The Trevelyon Miscellany: Old Testament

Word & Image:
The Trevelyon Miscellany of 1608

on exhibit January 23 - May 22, 2004

The Old Testament

Drawn, painted, and printed pictures had a powerful impact at all levels of society, with Bible scenes holding a particular fascination. Trevelyon was undoubtedly familiar with the popular scriptural illustrations of Hans Sebald Beham, Hans Holbein, Bernard Salomon, and others. Such images were copied not only onto paper but also converted into embroidery, painted on walls, carved in wood, and turned into architectural details.

Thomas Trevelyon, Miscellany, fol. 40v (Adam, Eve, and the Serpent)

Thomas Trevelyon
Miscellany, fol. 40v
(Adam, Eve, and the Serpent)

Trevelyon's image of Adam, Eve, and the serpent originated with a woodcut by Bernard Salomon, whose images were imitated by a number of other artists. Salomon showed Adam seated on a mound of earth. Trevelyon repeats the pose but not the mound, giving Adam a slightly off-balance appearance.

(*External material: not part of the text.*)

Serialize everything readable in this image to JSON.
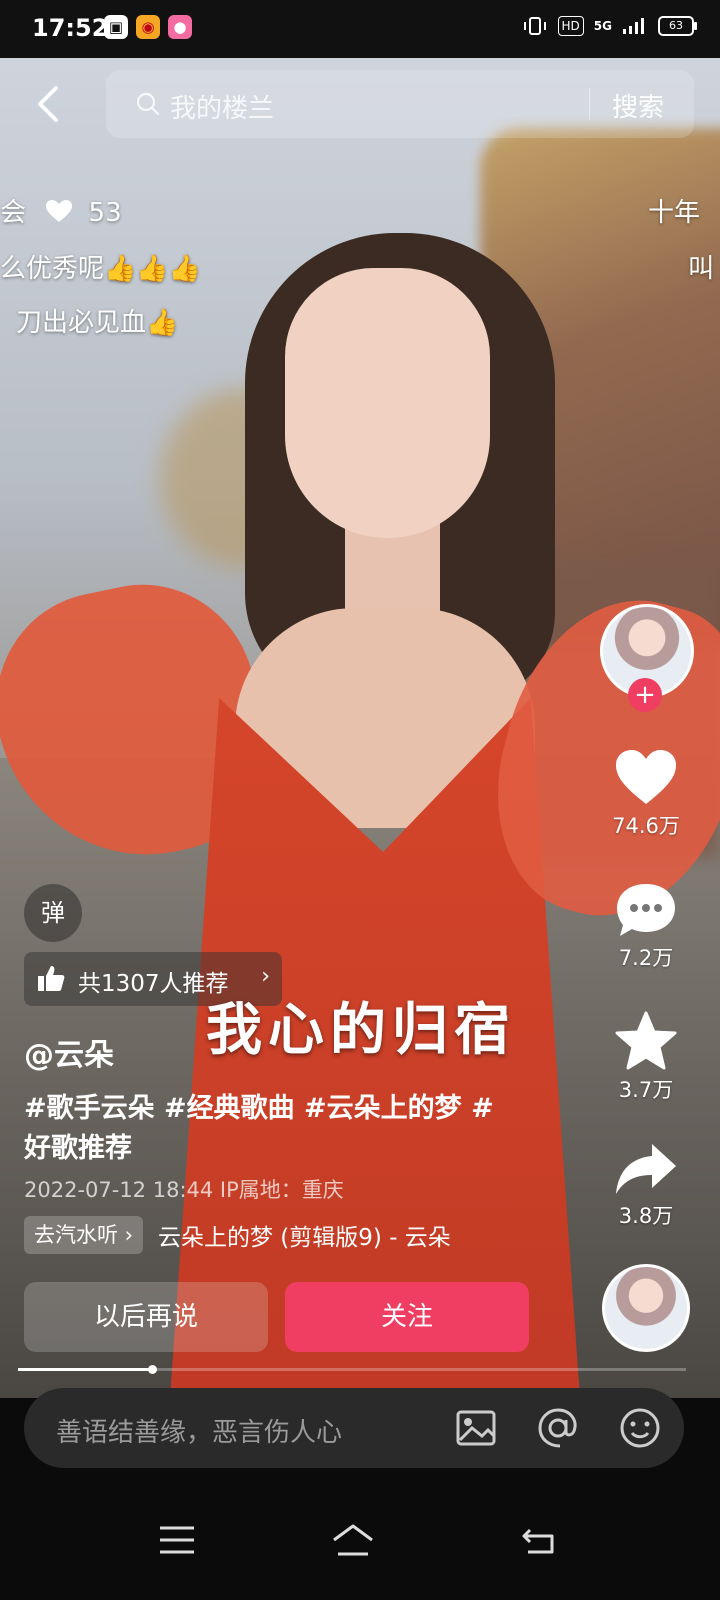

Word and Image: The Trevelyon Miscellany of 1608
Exhibition Highlights

Thomas Trevelyon: the man and his sources | History and Religion | Calendars and Calculations | Memento Mori | Proverbs | The Old Testament | Lettering | A Quest for Order | Women | Astronomy | Personifications | Embroidery

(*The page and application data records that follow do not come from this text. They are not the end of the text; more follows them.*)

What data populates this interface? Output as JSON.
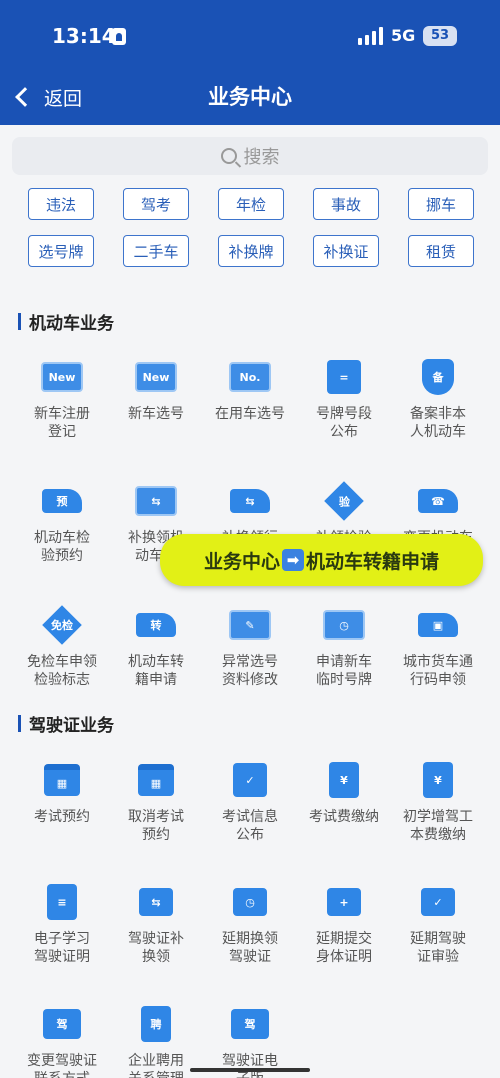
{
  "status": {
    "time": "13:14",
    "network": "5G",
    "battery": "53"
  },
  "nav": {
    "back_label": "返回",
    "title": "业务中心"
  },
  "search": {
    "placeholder": "搜索"
  },
  "tags": [
    "违法",
    "驾考",
    "年检",
    "事故",
    "挪车",
    "选号牌",
    "二手车",
    "补换牌",
    "补换证",
    "租赁"
  ],
  "sections": {
    "vehicle": {
      "title": "机动车业务",
      "items": [
        {
          "label": "新车注册\n登记",
          "icon": "new-card-icon",
          "glyph": "New"
        },
        {
          "label": "新车选号",
          "icon": "new-plate-icon",
          "glyph": "New"
        },
        {
          "label": "在用车选号",
          "icon": "number-plate-icon",
          "glyph": "No."
        },
        {
          "label": "号牌号段\n公布",
          "icon": "plate-sign-icon",
          "glyph": "="
        },
        {
          "label": "备案非本\n人机动车",
          "icon": "record-shield-icon",
          "glyph": "备"
        },
        {
          "label": "机动车检\n验预约",
          "icon": "truck-appointment-icon",
          "glyph": "预"
        },
        {
          "label": "补换领机\n动车号",
          "icon": "swap-card-icon",
          "glyph": "⇆"
        },
        {
          "label": "补换领行",
          "icon": "truck-swap-icon",
          "glyph": "⇆"
        },
        {
          "label": "补领检验",
          "icon": "inspection-diamond-icon",
          "glyph": "验"
        },
        {
          "label": "变更机动车",
          "icon": "truck-phone-icon",
          "glyph": "☎"
        },
        {
          "label": "免检车申领\n检验标志",
          "icon": "exempt-diamond-icon",
          "glyph": "免检"
        },
        {
          "label": "机动车转\n籍申请",
          "icon": "truck-transfer-icon",
          "glyph": "转"
        },
        {
          "label": "异常选号\n资料修改",
          "icon": "edit-card-icon",
          "glyph": "✎"
        },
        {
          "label": "申请新车\n临时号牌",
          "icon": "temp-plate-icon",
          "glyph": "◷"
        },
        {
          "label": "城市货车通\n行码申领",
          "icon": "cargo-truck-icon",
          "glyph": "▣"
        }
      ]
    },
    "license": {
      "title": "驾驶证业务",
      "items": [
        {
          "label": "考试预约",
          "icon": "calendar-icon",
          "glyph": "▦"
        },
        {
          "label": "取消考试\n预约",
          "icon": "calendar-cancel-icon",
          "glyph": "▦"
        },
        {
          "label": "考试信息\n公布",
          "icon": "notice-icon",
          "glyph": "✓"
        },
        {
          "label": "考试费缴纳",
          "icon": "fee-receipt-icon",
          "glyph": "¥"
        },
        {
          "label": "初学增驾工\n本费缴纳",
          "icon": "fee-list-icon",
          "glyph": "¥"
        },
        {
          "label": "电子学习\n驾驶证明",
          "icon": "study-doc-icon",
          "glyph": "≡"
        },
        {
          "label": "驾驶证补\n换领",
          "icon": "license-swap-icon",
          "glyph": "⇆"
        },
        {
          "label": "延期换领\n驾驶证",
          "icon": "license-delay-icon",
          "glyph": "◷"
        },
        {
          "label": "延期提交\n身体证明",
          "icon": "health-delay-icon",
          "glyph": "+"
        },
        {
          "label": "延期驾驶\n证审验",
          "icon": "license-check-icon",
          "glyph": "✓"
        },
        {
          "label": "变更驾驶证\n联系方式",
          "icon": "license-phone-icon",
          "glyph": "驾"
        },
        {
          "label": "企业聘用\n关系管理",
          "icon": "employ-doc-icon",
          "glyph": "聘"
        },
        {
          "label": "驾驶证电\n子版",
          "icon": "e-license-icon",
          "glyph": "驾"
        }
      ]
    }
  },
  "banner": {
    "left": "业务中心",
    "arrow": "➡",
    "right": "机动车转籍申请"
  },
  "colors": {
    "header": "#1a52b5",
    "accent": "#2f86e6",
    "banner": "#e2f016"
  }
}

Exhibition Intro | Visiting the Folger



This page updated March 30, 2004